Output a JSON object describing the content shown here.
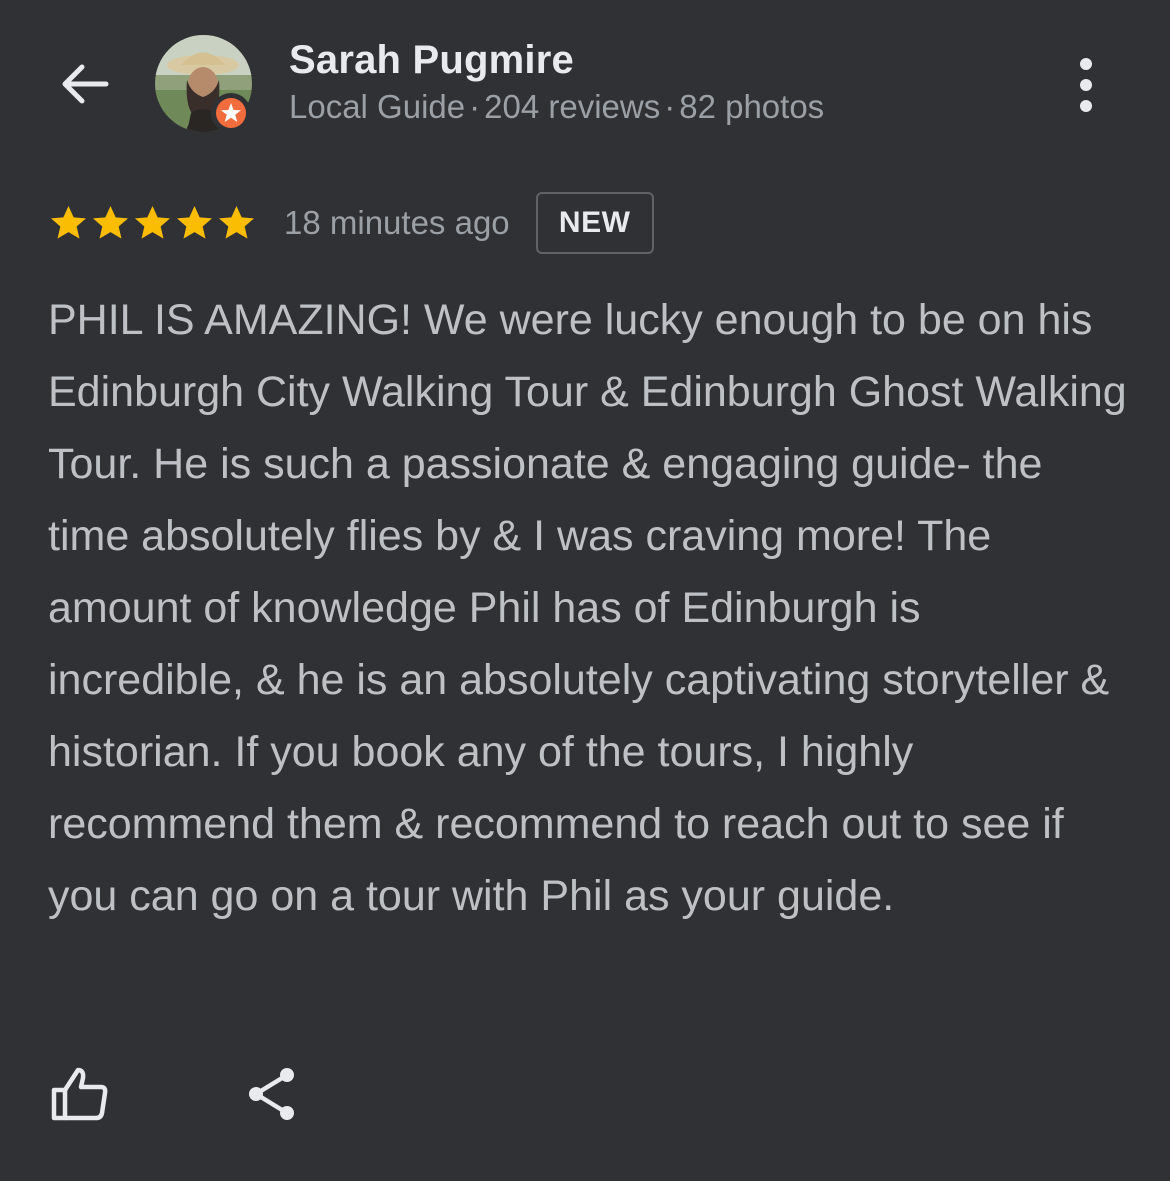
{
  "reviewer": {
    "name": "Sarah Pugmire",
    "level": "Local Guide",
    "reviews": "204 reviews",
    "photos": "82 photos",
    "separator": "·"
  },
  "review": {
    "rating": 5,
    "time_ago": "18 minutes ago",
    "badge": "NEW",
    "text": "PHIL IS AMAZING! We were lucky enough to be on his Edinburgh City Walking Tour & Edinburgh Ghost Walking Tour. He is such a passionate & engaging guide- the time absolutely flies by & I was craving more! The amount of knowledge Phil has of Edinburgh is incredible, & he is an absolutely captivating storyteller & historian. If you book any of the tours, I highly recommend them & recommend to reach out to see if you can go on a tour with Phil as your guide."
  },
  "icons": {
    "back": "arrow-back-icon",
    "more": "more-vert-icon",
    "like": "thumb-up-icon",
    "share": "share-icon",
    "star": "star-icon",
    "guide_badge": "local-guide-badge-icon"
  },
  "colors": {
    "background": "#303134",
    "star": "#fbbc04",
    "badge": "#f26d3d",
    "text_primary": "#e8eaed",
    "text_secondary": "#9aa0a6",
    "text_body": "#bdc1c6"
  }
}
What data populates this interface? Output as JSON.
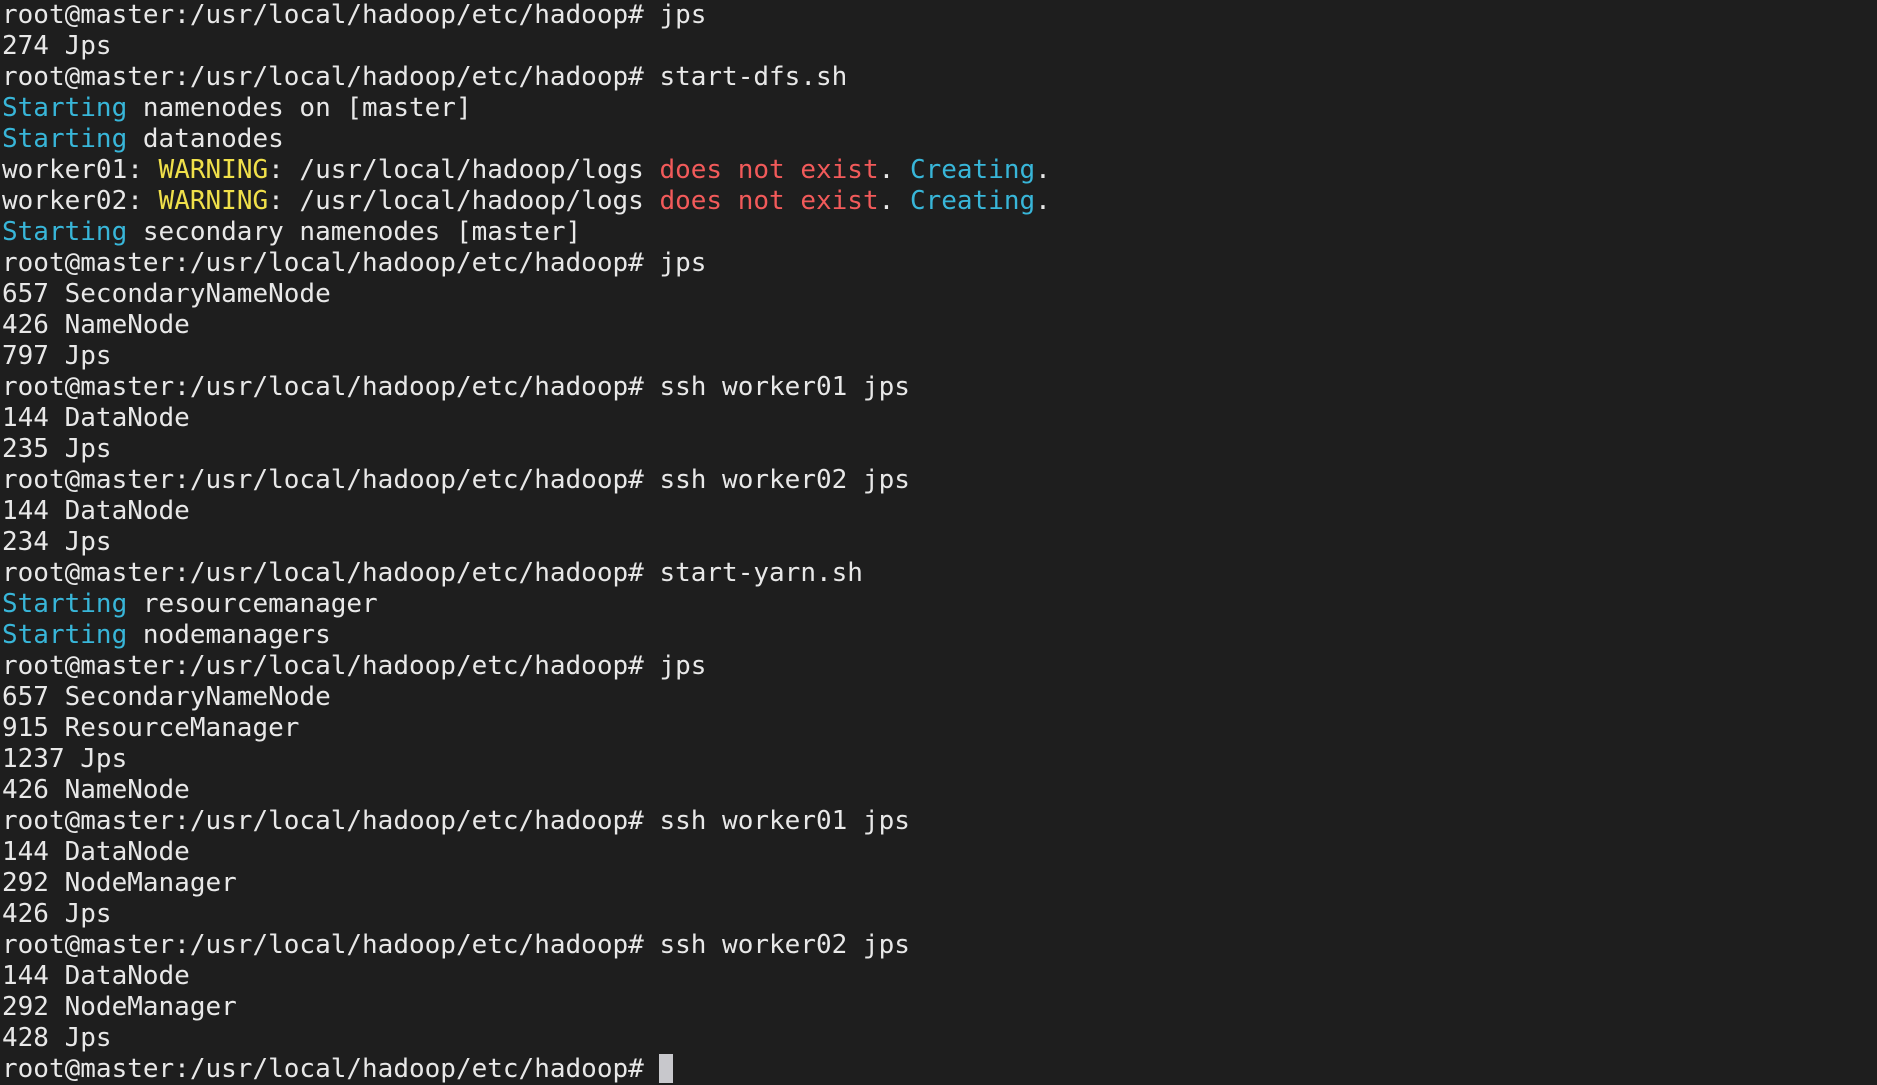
{
  "terminal": {
    "colors": {
      "background": "#1e1e1e",
      "default": "#e8e8e8",
      "cyan": "#38b6d9",
      "yellow": "#f0e04a",
      "red": "#f25a5a",
      "cursor": "#c8c8cc"
    },
    "lines": [
      {
        "segments": [
          {
            "text": "root@master:/usr/local/hadoop/etc/hadoop# jps",
            "color": "default"
          }
        ]
      },
      {
        "segments": [
          {
            "text": "274 Jps",
            "color": "default"
          }
        ]
      },
      {
        "segments": [
          {
            "text": "root@master:/usr/local/hadoop/etc/hadoop# start-dfs.sh",
            "color": "default"
          }
        ]
      },
      {
        "segments": [
          {
            "text": "Starting",
            "color": "cyan"
          },
          {
            "text": " namenodes on [master]",
            "color": "default"
          }
        ]
      },
      {
        "segments": [
          {
            "text": "Starting",
            "color": "cyan"
          },
          {
            "text": " datanodes",
            "color": "default"
          }
        ]
      },
      {
        "segments": [
          {
            "text": "worker01: ",
            "color": "default"
          },
          {
            "text": "WARNING",
            "color": "yellow"
          },
          {
            "text": ": /usr/local/hadoop/logs ",
            "color": "default"
          },
          {
            "text": "does not exist",
            "color": "red"
          },
          {
            "text": ". ",
            "color": "default"
          },
          {
            "text": "Creating",
            "color": "cyan"
          },
          {
            "text": ".",
            "color": "default"
          }
        ]
      },
      {
        "segments": [
          {
            "text": "worker02: ",
            "color": "default"
          },
          {
            "text": "WARNING",
            "color": "yellow"
          },
          {
            "text": ": /usr/local/hadoop/logs ",
            "color": "default"
          },
          {
            "text": "does not exist",
            "color": "red"
          },
          {
            "text": ". ",
            "color": "default"
          },
          {
            "text": "Creating",
            "color": "cyan"
          },
          {
            "text": ".",
            "color": "default"
          }
        ]
      },
      {
        "segments": [
          {
            "text": "Starting",
            "color": "cyan"
          },
          {
            "text": " secondary namenodes [master]",
            "color": "default"
          }
        ]
      },
      {
        "segments": [
          {
            "text": "root@master:/usr/local/hadoop/etc/hadoop# jps",
            "color": "default"
          }
        ]
      },
      {
        "segments": [
          {
            "text": "657 SecondaryNameNode",
            "color": "default"
          }
        ]
      },
      {
        "segments": [
          {
            "text": "426 NameNode",
            "color": "default"
          }
        ]
      },
      {
        "segments": [
          {
            "text": "797 Jps",
            "color": "default"
          }
        ]
      },
      {
        "segments": [
          {
            "text": "root@master:/usr/local/hadoop/etc/hadoop# ssh worker01 jps",
            "color": "default"
          }
        ]
      },
      {
        "segments": [
          {
            "text": "144 DataNode",
            "color": "default"
          }
        ]
      },
      {
        "segments": [
          {
            "text": "235 Jps",
            "color": "default"
          }
        ]
      },
      {
        "segments": [
          {
            "text": "root@master:/usr/local/hadoop/etc/hadoop# ssh worker02 jps",
            "color": "default"
          }
        ]
      },
      {
        "segments": [
          {
            "text": "144 DataNode",
            "color": "default"
          }
        ]
      },
      {
        "segments": [
          {
            "text": "234 Jps",
            "color": "default"
          }
        ]
      },
      {
        "segments": [
          {
            "text": "root@master:/usr/local/hadoop/etc/hadoop# start-yarn.sh",
            "color": "default"
          }
        ]
      },
      {
        "segments": [
          {
            "text": "Starting",
            "color": "cyan"
          },
          {
            "text": " resourcemanager",
            "color": "default"
          }
        ]
      },
      {
        "segments": [
          {
            "text": "Starting",
            "color": "cyan"
          },
          {
            "text": " nodemanagers",
            "color": "default"
          }
        ]
      },
      {
        "segments": [
          {
            "text": "root@master:/usr/local/hadoop/etc/hadoop# jps",
            "color": "default"
          }
        ]
      },
      {
        "segments": [
          {
            "text": "657 SecondaryNameNode",
            "color": "default"
          }
        ]
      },
      {
        "segments": [
          {
            "text": "915 ResourceManager",
            "color": "default"
          }
        ]
      },
      {
        "segments": [
          {
            "text": "1237 Jps",
            "color": "default"
          }
        ]
      },
      {
        "segments": [
          {
            "text": "426 NameNode",
            "color": "default"
          }
        ]
      },
      {
        "segments": [
          {
            "text": "root@master:/usr/local/hadoop/etc/hadoop# ssh worker01 jps",
            "color": "default"
          }
        ]
      },
      {
        "segments": [
          {
            "text": "144 DataNode",
            "color": "default"
          }
        ]
      },
      {
        "segments": [
          {
            "text": "292 NodeManager",
            "color": "default"
          }
        ]
      },
      {
        "segments": [
          {
            "text": "426 Jps",
            "color": "default"
          }
        ]
      },
      {
        "segments": [
          {
            "text": "root@master:/usr/local/hadoop/etc/hadoop# ssh worker02 jps",
            "color": "default"
          }
        ]
      },
      {
        "segments": [
          {
            "text": "144 DataNode",
            "color": "default"
          }
        ]
      },
      {
        "segments": [
          {
            "text": "292 NodeManager",
            "color": "default"
          }
        ]
      },
      {
        "segments": [
          {
            "text": "428 Jps",
            "color": "default"
          }
        ]
      }
    ],
    "prompt": "root@master:/usr/local/hadoop/etc/hadoop# "
  }
}
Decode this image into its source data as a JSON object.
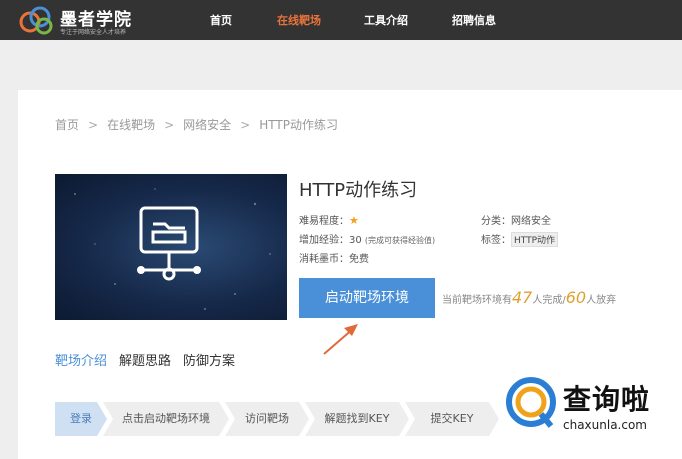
{
  "logo": {
    "name": "墨者学院",
    "tagline": "专注于网络安全人才培养"
  },
  "nav": [
    {
      "label": "首页",
      "active": false
    },
    {
      "label": "在线靶场",
      "active": true
    },
    {
      "label": "工具介绍",
      "active": false
    },
    {
      "label": "招聘信息",
      "active": false
    }
  ],
  "breadcrumb": [
    "首页",
    "在线靶场",
    "网络安全",
    "HTTP动作练习"
  ],
  "breadcrumb_sep": ">",
  "title": "HTTP动作练习",
  "info": {
    "difficulty_label": "难易程度：",
    "difficulty_stars": 1,
    "exp_label": "增加经验：30",
    "exp_note": "(完成可获得经验值)",
    "cost_label": "消耗墨币：免费",
    "category_label": "分类：网络安全",
    "tags_label": "标签：",
    "tag": "HTTP动作"
  },
  "start_button": "启动靶场环境",
  "stats": {
    "prefix": "当前靶场环境有",
    "completed": "47",
    "completed_suffix": "人完成/",
    "abandoned": "60",
    "abandoned_suffix": "人放弃"
  },
  "tabs": [
    {
      "label": "靶场介绍",
      "active": true
    },
    {
      "label": "解题思路",
      "active": false
    },
    {
      "label": "防御方案",
      "active": false
    }
  ],
  "steps": [
    "登录",
    "点击启动靶场环境",
    "访问靶场",
    "解题找到KEY",
    "提交KEY"
  ],
  "watermark": {
    "text": "查询啦",
    "url": "chaxunla.com"
  },
  "colors": {
    "accent": "#4a90d9",
    "nav_active": "#e8743b",
    "topbar": "#333333"
  }
}
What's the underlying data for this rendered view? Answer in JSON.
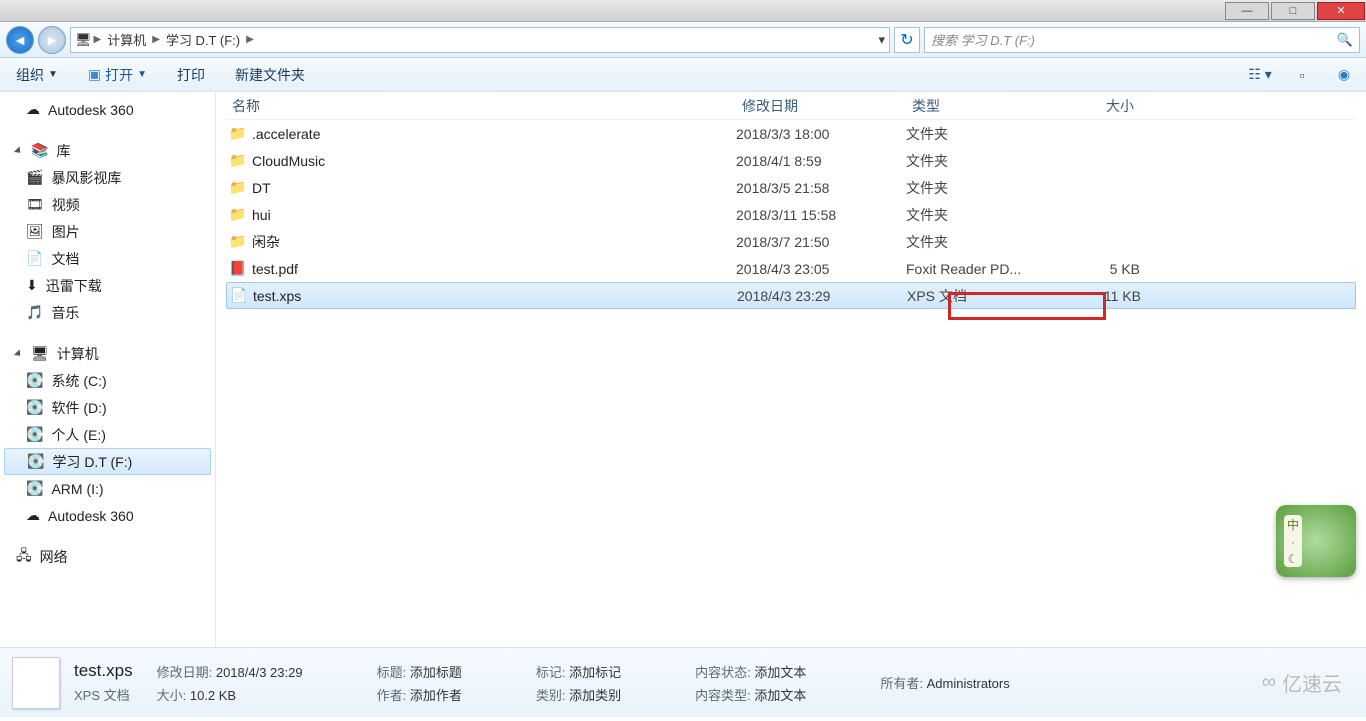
{
  "window": {
    "min": "—",
    "max": "□",
    "close": "✕"
  },
  "nav": {
    "segments": [
      "计算机",
      "学习 D.T (F:)"
    ],
    "search_placeholder": "搜索 学习 D.T (F:)"
  },
  "toolbar": {
    "organize": "组织",
    "open": "打开",
    "print": "打印",
    "newfolder": "新建文件夹"
  },
  "sidebar": {
    "autodesk": "Autodesk 360",
    "libraries": "库",
    "lib_items": [
      "暴风影视库",
      "视频",
      "图片",
      "文档",
      "迅雷下载",
      "音乐"
    ],
    "computer": "计算机",
    "drives": [
      "系统 (C:)",
      "软件 (D:)",
      "个人 (E:)",
      "学习 D.T (F:)",
      "ARM  (I:)",
      "Autodesk 360"
    ],
    "drive_selected_index": 3,
    "network": "网络"
  },
  "columns": {
    "name": "名称",
    "date": "修改日期",
    "type": "类型",
    "size": "大小"
  },
  "files": [
    {
      "icon": "folder",
      "name": ".accelerate",
      "date": "2018/3/3 18:00",
      "type": "文件夹",
      "size": ""
    },
    {
      "icon": "folder",
      "name": "CloudMusic",
      "date": "2018/4/1 8:59",
      "type": "文件夹",
      "size": ""
    },
    {
      "icon": "folder",
      "name": "DT",
      "date": "2018/3/5 21:58",
      "type": "文件夹",
      "size": ""
    },
    {
      "icon": "folder",
      "name": "hui",
      "date": "2018/3/11 15:58",
      "type": "文件夹",
      "size": ""
    },
    {
      "icon": "folder",
      "name": "闲杂",
      "date": "2018/3/7 21:50",
      "type": "文件夹",
      "size": ""
    },
    {
      "icon": "pdf",
      "name": "test.pdf",
      "date": "2018/4/3 23:05",
      "type": "Foxit Reader PD...",
      "size": "5 KB"
    },
    {
      "icon": "xps",
      "name": "test.xps",
      "date": "2018/4/3 23:29",
      "type": "XPS 文档",
      "size": "11 KB"
    }
  ],
  "selected_file_index": 6,
  "details": {
    "name": "test.xps",
    "line2_label": "XPS 文档",
    "mod_label": "修改日期:",
    "mod": "2018/4/3 23:29",
    "size_label": "大小:",
    "size": "10.2 KB",
    "title_label": "标题:",
    "title": "添加标题",
    "author_label": "作者:",
    "author": "添加作者",
    "tag_label": "标记:",
    "tag": "添加标记",
    "cat_label": "类别:",
    "cat": "添加类别",
    "cstate_label": "内容状态:",
    "cstate": "添加文本",
    "ctype_label": "内容类型:",
    "ctype": "添加文本",
    "owner_label": "所有者:",
    "owner": "Administrators"
  },
  "watermark": "亿速云",
  "ime": "中"
}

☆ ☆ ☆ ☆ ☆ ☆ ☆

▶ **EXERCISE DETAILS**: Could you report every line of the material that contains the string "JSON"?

▶ **RESPONSE BELOW**:
Output a JSON object describing the content shown here.
What data populates this interface? Output as JSON.
Decode this image into its source data as a JSON object.
What's the underlying data for this rendered view? Answer in JSON.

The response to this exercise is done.